  2. Programming Windows Security, Keith Brown
  3. This can be verified by looking at PsOpenProcess/Thread in IDA and looking for a call to SePrivilegeCheck.
  4. There are many exceptions where this obviously isn’t the case, such as when OS services will execute an app on behalf of the user; e.g., metro apps/calc in Windows 10, process creation services such as Sec Logon, Task Scheduler, WMI, etc.
  5. This is true even if the thread is currently impersonating a different security context (as we will cover in the next blog post in this series). See James Forshaw’s presentation on Process Failure Modes for more info: / 
  6. A full list of the available logon types can be found here under dwLogonType:
  8. It is worth noting that this design, along with insecure legacy protocols such as NTLM, have had a long history of security issues, such as NTLM relaying, and are often still difficult to fully mitigate in complex enterprise environments.
  9. For example, if during a penetration test you run mimikatz on an SMB file share for a large enterprise you will see a huge number of network logins corresponding to remote clients browsing the share with no cached credentials.

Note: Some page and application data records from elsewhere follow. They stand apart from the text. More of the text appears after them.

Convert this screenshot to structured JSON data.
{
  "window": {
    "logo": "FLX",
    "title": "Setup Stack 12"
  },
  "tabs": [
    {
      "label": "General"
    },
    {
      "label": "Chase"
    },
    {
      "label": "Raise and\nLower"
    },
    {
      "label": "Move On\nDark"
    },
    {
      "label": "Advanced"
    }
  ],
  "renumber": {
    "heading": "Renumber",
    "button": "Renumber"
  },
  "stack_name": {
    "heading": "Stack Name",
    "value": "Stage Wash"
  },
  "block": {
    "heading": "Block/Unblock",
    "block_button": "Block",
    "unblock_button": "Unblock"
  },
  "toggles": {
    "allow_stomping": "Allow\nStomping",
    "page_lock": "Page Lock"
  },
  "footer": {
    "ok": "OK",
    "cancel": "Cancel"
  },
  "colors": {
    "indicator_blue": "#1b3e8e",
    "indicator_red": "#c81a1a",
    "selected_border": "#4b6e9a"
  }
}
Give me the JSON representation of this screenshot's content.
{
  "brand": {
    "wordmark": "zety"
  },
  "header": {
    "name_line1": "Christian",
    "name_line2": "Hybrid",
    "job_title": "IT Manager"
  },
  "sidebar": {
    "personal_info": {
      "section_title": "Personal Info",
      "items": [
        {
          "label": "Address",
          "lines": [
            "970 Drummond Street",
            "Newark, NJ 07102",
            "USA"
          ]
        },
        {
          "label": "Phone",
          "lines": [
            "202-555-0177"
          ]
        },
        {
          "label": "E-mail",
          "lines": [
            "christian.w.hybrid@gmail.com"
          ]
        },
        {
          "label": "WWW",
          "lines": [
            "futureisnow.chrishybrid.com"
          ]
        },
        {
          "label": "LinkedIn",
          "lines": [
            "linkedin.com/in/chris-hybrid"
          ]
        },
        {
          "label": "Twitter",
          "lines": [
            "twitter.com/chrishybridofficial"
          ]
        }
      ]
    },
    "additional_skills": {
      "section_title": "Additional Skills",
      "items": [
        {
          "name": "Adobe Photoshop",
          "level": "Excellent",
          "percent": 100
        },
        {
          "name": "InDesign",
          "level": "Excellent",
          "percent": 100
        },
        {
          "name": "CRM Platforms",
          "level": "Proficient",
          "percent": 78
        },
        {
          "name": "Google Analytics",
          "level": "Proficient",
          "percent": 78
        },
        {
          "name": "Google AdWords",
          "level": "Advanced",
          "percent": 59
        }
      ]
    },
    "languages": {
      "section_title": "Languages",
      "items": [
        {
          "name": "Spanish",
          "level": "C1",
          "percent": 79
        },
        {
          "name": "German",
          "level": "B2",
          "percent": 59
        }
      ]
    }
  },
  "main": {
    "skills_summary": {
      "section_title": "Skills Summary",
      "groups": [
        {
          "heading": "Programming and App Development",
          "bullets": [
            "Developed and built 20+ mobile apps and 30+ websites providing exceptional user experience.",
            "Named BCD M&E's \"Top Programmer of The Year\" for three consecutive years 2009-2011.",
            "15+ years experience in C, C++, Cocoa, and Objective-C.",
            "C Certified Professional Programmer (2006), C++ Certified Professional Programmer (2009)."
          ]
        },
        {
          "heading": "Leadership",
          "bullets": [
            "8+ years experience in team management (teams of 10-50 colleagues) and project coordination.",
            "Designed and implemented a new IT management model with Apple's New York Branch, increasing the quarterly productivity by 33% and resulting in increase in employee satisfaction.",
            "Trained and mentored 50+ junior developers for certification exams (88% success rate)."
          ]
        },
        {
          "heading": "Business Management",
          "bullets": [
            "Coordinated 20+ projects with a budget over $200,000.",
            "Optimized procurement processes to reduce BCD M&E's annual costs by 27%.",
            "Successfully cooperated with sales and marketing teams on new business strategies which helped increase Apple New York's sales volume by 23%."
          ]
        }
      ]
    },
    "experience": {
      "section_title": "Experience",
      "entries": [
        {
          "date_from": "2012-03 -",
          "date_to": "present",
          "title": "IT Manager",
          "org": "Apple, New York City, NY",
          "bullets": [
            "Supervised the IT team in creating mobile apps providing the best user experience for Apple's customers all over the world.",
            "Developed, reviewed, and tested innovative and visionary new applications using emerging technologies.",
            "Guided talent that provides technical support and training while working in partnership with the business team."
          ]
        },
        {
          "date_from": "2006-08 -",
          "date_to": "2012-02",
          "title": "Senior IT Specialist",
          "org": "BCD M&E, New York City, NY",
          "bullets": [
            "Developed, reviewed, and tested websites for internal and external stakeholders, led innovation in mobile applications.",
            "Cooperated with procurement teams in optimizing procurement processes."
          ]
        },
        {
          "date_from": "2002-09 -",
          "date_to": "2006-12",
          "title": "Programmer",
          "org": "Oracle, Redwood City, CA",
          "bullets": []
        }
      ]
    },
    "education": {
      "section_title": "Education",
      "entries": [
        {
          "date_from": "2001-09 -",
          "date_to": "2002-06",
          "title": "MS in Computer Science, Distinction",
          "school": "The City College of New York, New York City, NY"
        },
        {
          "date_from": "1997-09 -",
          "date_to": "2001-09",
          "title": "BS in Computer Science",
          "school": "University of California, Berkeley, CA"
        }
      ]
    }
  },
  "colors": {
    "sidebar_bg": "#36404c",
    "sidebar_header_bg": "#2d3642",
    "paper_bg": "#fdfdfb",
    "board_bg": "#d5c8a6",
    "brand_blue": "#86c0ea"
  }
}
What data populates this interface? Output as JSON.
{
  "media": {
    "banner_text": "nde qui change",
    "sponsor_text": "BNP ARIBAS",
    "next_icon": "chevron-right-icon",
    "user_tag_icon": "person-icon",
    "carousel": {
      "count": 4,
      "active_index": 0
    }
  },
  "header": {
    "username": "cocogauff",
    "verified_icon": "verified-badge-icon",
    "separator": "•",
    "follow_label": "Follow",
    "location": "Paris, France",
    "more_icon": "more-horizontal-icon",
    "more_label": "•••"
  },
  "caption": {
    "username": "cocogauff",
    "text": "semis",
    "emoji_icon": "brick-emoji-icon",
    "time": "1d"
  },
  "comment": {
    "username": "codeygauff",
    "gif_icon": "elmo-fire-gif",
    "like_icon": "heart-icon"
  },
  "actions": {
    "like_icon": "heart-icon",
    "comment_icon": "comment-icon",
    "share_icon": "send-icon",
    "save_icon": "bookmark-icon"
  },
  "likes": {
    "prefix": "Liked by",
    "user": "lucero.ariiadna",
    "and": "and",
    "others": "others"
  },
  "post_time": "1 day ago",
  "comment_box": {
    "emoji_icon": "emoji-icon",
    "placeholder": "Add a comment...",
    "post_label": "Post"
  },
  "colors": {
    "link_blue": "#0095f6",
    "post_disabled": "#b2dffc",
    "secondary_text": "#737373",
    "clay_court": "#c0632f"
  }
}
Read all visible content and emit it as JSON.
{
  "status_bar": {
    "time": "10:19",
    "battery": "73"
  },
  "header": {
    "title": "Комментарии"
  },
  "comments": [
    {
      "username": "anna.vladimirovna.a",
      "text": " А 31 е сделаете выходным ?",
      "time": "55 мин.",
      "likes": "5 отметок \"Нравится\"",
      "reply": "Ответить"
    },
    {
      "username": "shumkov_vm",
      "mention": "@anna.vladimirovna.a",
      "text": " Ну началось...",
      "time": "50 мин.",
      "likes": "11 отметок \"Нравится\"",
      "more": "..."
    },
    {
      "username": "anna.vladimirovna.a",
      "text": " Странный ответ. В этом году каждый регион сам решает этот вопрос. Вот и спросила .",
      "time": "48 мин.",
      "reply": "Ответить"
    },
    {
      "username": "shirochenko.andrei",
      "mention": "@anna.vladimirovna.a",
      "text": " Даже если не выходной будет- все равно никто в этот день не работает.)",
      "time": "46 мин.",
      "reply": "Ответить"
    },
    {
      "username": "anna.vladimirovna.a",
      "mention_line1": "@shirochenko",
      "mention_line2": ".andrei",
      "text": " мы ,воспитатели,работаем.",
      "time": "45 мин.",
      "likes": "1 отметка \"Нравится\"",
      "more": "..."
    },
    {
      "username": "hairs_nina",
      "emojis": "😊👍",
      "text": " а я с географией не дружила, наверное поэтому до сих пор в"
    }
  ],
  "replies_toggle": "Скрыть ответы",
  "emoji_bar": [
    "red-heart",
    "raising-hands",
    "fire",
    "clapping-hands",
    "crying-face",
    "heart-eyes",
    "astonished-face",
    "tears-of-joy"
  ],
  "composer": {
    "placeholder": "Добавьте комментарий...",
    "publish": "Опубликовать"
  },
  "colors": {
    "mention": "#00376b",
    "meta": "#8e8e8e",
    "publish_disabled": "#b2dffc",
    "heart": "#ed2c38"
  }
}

  10. N.B The default DACL for a token specifies the default DACL that is applied to any securable object that a thread/process running with that token creates at runtime.